It is being attended by 50 college students from across the State

A month-long residential entrepreneurship development programme, which will groom youth aspiring to become entrepreneurs began at IIT Madras (IIT-M) on Tuesday.

Launched by the Entrepreneurship Development Institute and Tamil Nadu Adi Dravidar Housing Development Corporation (TAHDCO) with the support of the Confederation of Indian Industry (CII), IIT-M and MaFoi Randstad, the programme is being attended by 50 college students from across Tamil Nadu, including 25 candidates from underprivileged sections.

Inaugurating the programme, Chief Secretary K.S. Sripathi hailed the role of the supporting institutions in designing a training module for promoting entrepreneurship.

Vishwanath Shegaonkar, Principal Secretary, Adi Dravidar and Tribal Welfare Department, said the government, which spent Rs.25 crore on vocational training of 20,000 SC/ST students and another Rs.10 crore on Backward Classes and Most Backward Classes could consider replicating the entrepreneurship training model in other parts of the State.

P.K. Mohapatra, chairman of the CII sub-committee on inclusiveness and affirmative action, said a CII survey among 320 private sector companies had shown that SC/ST recruits constituted 16.5 per cent of workforce. This reflected both the progressive attitude of companies as well as the State's political and social leadership that prioritised education of the underprivileged.

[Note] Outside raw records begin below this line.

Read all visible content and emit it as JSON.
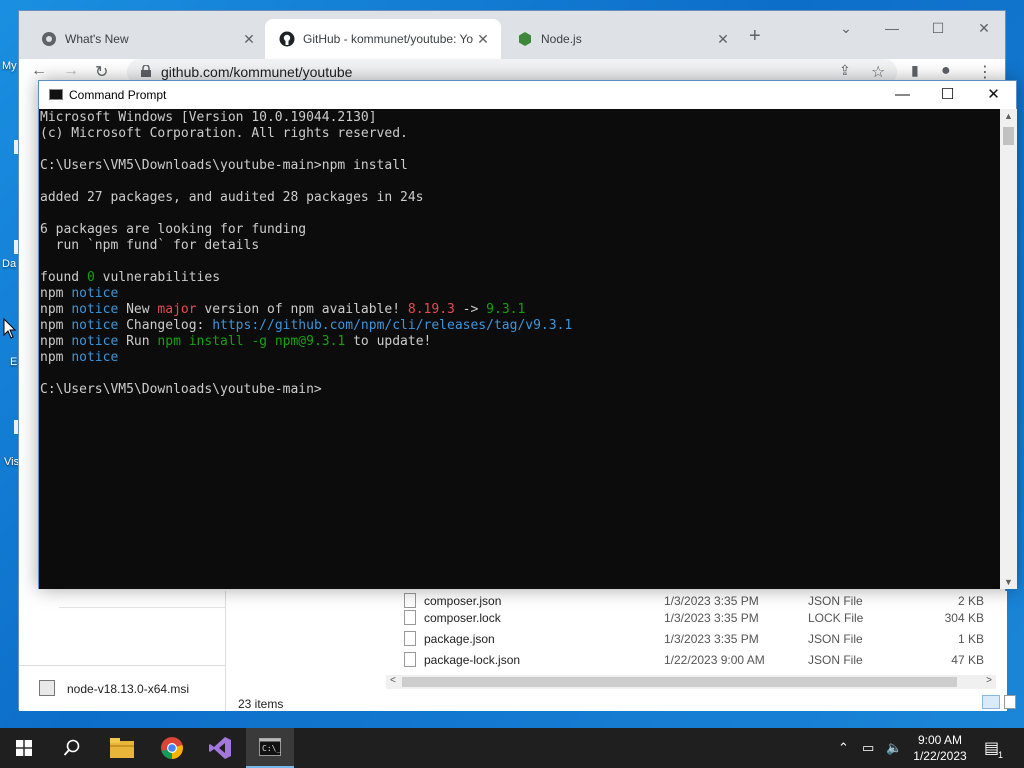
{
  "desktop": {
    "labels": [
      "My",
      "Da",
      "E",
      "Vis"
    ]
  },
  "browser": {
    "tabs": [
      {
        "title": "What's New",
        "icon": "chrome-icon"
      },
      {
        "title": "GitHub - kommunet/youtube: Yo",
        "icon": "github-icon"
      },
      {
        "title": "Node.js",
        "icon": "nodejs-icon"
      }
    ],
    "active_tab": 1,
    "url": "github.com/kommunet/youtube",
    "new_tab_label": "+",
    "close_glyph": "✕"
  },
  "downloads": {
    "file": "node-v18.13.0-x64.msi"
  },
  "explorer": {
    "files": [
      {
        "name": "composer.json",
        "date": "1/3/2023 3:35 PM",
        "type": "JSON File",
        "size": "2 KB"
      },
      {
        "name": "composer.lock",
        "date": "1/3/2023 3:35 PM",
        "type": "LOCK File",
        "size": "304 KB"
      },
      {
        "name": "package.json",
        "date": "1/3/2023 3:35 PM",
        "type": "JSON File",
        "size": "1 KB"
      },
      {
        "name": "package-lock.json",
        "date": "1/22/2023 9:00 AM",
        "type": "JSON File",
        "size": "47 KB"
      }
    ],
    "status": "23 items"
  },
  "cmd": {
    "title": "Command Prompt",
    "minimize": "—",
    "maximize": "☐",
    "close": "✕",
    "lines": [
      [
        {
          "t": "Microsoft Windows [Version 10.0.19044.2130]"
        }
      ],
      [
        {
          "t": "(c) Microsoft Corporation. All rights reserved."
        }
      ],
      [],
      [
        {
          "t": "C:\\Users\\VM5\\Downloads\\youtube-main>npm install"
        }
      ],
      [],
      [
        {
          "t": "added 27 packages, and audited 28 packages in 24s"
        }
      ],
      [],
      [
        {
          "t": "6 packages are looking for funding"
        }
      ],
      [
        {
          "t": "  run `npm fund` for details"
        }
      ],
      [],
      [
        {
          "t": "found "
        },
        {
          "t": "0",
          "c": "green"
        },
        {
          "t": " vulnerabilities"
        }
      ],
      [
        {
          "t": "npm "
        },
        {
          "t": "notice",
          "c": "cyan"
        }
      ],
      [
        {
          "t": "npm "
        },
        {
          "t": "notice",
          "c": "cyan"
        },
        {
          "t": " New "
        },
        {
          "t": "major",
          "c": "red"
        },
        {
          "t": " version of npm available! "
        },
        {
          "t": "8.19.3",
          "c": "red"
        },
        {
          "t": " -> "
        },
        {
          "t": "9.3.1",
          "c": "green"
        }
      ],
      [
        {
          "t": "npm "
        },
        {
          "t": "notice",
          "c": "cyan"
        },
        {
          "t": " Changelog: "
        },
        {
          "t": "https://github.com/npm/cli/releases/tag/v9.3.1",
          "c": "cyan"
        }
      ],
      [
        {
          "t": "npm "
        },
        {
          "t": "notice",
          "c": "cyan"
        },
        {
          "t": " Run "
        },
        {
          "t": "npm install -g npm@9.3.1",
          "c": "green"
        },
        {
          "t": " to update!"
        }
      ],
      [
        {
          "t": "npm "
        },
        {
          "t": "notice",
          "c": "cyan"
        }
      ],
      [],
      [
        {
          "t": "C:\\Users\\VM5\\Downloads\\youtube-main>"
        }
      ]
    ]
  },
  "taskbar": {
    "apps": [
      "start-icon",
      "search-icon",
      "file-explorer-icon",
      "chrome-icon",
      "visual-studio-icon",
      "command-prompt-icon"
    ],
    "clock_time": "9:00 AM",
    "clock_date": "1/22/2023",
    "notification_count": "1"
  },
  "colors": {
    "console_bg": "#0c0c0c",
    "console_fg": "#cccccc",
    "cyan": "#3a96dd",
    "red": "#e74856",
    "green": "#13a10e",
    "taskbar": "#1f1f1f"
  }
}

The CII would help make the training programme an annual fixture and schedule training of at least 1,000 candidates in 20 batches each year.

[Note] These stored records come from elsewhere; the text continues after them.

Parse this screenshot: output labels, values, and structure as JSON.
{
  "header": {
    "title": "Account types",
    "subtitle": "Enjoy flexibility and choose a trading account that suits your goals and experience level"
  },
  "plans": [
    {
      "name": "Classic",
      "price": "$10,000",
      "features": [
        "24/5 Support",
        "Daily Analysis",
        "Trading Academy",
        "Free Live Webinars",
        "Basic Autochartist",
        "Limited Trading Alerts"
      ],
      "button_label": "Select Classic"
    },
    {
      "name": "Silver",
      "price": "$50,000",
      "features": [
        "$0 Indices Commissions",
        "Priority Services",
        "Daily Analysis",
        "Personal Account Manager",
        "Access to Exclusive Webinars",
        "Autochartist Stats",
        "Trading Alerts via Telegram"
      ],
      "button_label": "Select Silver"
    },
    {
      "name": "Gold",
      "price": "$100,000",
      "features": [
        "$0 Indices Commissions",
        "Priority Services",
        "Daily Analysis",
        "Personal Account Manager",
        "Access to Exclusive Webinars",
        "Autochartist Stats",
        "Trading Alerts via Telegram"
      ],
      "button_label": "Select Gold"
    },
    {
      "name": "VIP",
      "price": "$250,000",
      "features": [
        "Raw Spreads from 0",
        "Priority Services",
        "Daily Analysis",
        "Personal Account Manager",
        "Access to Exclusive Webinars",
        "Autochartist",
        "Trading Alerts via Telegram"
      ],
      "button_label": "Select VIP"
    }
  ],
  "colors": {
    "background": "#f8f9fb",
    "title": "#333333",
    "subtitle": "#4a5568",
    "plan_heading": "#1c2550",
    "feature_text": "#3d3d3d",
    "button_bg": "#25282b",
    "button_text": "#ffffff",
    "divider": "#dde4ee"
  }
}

The course involved about 100 hours of academic orientation, exposure to finance, marketing and HR precepts, a two-hour session every day where an entrepreneur shared experiences and visits to select factories/business houses.

K. Pandia Rajan, managing director, MaFoi Randstad, said entrepreneurship, especially in smaller towns, had succeeded in breaking many barriers of background and gender stereotypes. The essentials of entrepreneurship, he said, were a powerful idea, an execution plan, identity, tenacity and co-creation.

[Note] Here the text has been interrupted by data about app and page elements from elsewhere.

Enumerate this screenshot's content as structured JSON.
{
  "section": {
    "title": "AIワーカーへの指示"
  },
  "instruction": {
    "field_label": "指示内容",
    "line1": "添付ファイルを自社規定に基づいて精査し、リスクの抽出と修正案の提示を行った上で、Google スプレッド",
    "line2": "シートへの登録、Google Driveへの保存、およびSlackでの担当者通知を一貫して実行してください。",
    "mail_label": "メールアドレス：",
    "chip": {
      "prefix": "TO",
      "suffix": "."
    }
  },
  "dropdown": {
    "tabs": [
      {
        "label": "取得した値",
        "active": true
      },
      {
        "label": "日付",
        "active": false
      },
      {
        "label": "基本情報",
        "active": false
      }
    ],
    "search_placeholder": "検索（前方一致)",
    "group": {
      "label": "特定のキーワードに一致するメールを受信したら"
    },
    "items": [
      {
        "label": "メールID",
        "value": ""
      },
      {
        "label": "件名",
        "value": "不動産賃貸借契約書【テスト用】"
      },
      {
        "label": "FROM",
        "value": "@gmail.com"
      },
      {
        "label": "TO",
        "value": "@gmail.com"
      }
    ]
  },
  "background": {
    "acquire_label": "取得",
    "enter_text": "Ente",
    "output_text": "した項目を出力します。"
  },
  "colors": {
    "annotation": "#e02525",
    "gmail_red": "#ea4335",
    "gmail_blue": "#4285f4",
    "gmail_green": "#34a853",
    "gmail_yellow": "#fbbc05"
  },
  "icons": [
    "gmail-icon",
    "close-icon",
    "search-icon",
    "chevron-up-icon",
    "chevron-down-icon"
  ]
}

C.K. Ranganathan, immediate past chairman of CII, urged youth not to worry about needing huge capital for a start-up.

Pointing out that many large companies were started on modest venture capital, he said the problem was not money but ideas.

Ashok Jhunjhunwala, professor, IIT-M, urged youth to take start-ups to the rural areas as there was need for generating rural employment.

Sudeep Jain, Special Officer, Entrepreneurship Development Institute and C.B. Kamble, managing director, TAHDCO, also spoke.